Data records:

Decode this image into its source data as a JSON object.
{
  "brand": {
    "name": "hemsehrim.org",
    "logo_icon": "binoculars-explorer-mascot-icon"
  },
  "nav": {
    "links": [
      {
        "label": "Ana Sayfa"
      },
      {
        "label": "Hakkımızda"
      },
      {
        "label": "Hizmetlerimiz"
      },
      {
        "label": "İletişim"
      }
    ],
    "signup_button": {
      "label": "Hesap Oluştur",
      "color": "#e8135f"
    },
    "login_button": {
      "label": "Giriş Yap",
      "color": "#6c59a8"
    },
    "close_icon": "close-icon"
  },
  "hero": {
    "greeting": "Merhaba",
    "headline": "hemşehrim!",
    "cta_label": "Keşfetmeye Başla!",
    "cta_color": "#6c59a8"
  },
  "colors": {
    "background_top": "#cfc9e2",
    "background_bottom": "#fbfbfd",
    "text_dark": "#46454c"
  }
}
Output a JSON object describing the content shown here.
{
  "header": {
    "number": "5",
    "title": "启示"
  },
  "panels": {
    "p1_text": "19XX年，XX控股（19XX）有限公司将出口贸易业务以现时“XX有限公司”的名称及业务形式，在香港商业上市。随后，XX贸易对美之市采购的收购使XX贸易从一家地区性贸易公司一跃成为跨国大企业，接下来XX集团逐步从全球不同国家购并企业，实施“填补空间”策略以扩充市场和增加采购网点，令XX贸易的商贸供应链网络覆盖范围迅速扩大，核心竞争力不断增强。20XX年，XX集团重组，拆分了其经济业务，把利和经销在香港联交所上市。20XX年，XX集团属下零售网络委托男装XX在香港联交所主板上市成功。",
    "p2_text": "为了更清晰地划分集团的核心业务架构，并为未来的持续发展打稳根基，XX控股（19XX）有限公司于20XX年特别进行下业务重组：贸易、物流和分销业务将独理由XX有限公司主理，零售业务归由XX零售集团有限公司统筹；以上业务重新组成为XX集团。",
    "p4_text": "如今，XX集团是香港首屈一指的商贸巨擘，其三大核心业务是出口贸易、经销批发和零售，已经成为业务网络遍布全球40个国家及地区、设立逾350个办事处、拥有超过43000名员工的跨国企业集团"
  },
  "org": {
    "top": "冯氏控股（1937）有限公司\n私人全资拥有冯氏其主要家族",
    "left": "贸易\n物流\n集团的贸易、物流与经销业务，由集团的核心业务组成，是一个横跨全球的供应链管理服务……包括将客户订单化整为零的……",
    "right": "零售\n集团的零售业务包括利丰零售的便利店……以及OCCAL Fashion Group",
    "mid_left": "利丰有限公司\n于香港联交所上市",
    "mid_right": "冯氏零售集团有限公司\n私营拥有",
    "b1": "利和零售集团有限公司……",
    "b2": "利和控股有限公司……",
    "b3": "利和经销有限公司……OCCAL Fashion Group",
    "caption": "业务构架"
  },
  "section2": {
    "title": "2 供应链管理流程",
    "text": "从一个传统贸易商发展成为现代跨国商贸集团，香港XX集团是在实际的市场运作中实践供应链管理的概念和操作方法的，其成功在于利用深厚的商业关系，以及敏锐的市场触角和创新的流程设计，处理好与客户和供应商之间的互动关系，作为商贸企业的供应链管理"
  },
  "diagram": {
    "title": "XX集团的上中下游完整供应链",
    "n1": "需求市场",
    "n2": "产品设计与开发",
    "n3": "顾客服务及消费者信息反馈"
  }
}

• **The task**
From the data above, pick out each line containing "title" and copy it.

• **Response box**
    "title": "启示"
    "title": "2 供应链管理流程",
    "title": "XX集团的上中下游完整供应链",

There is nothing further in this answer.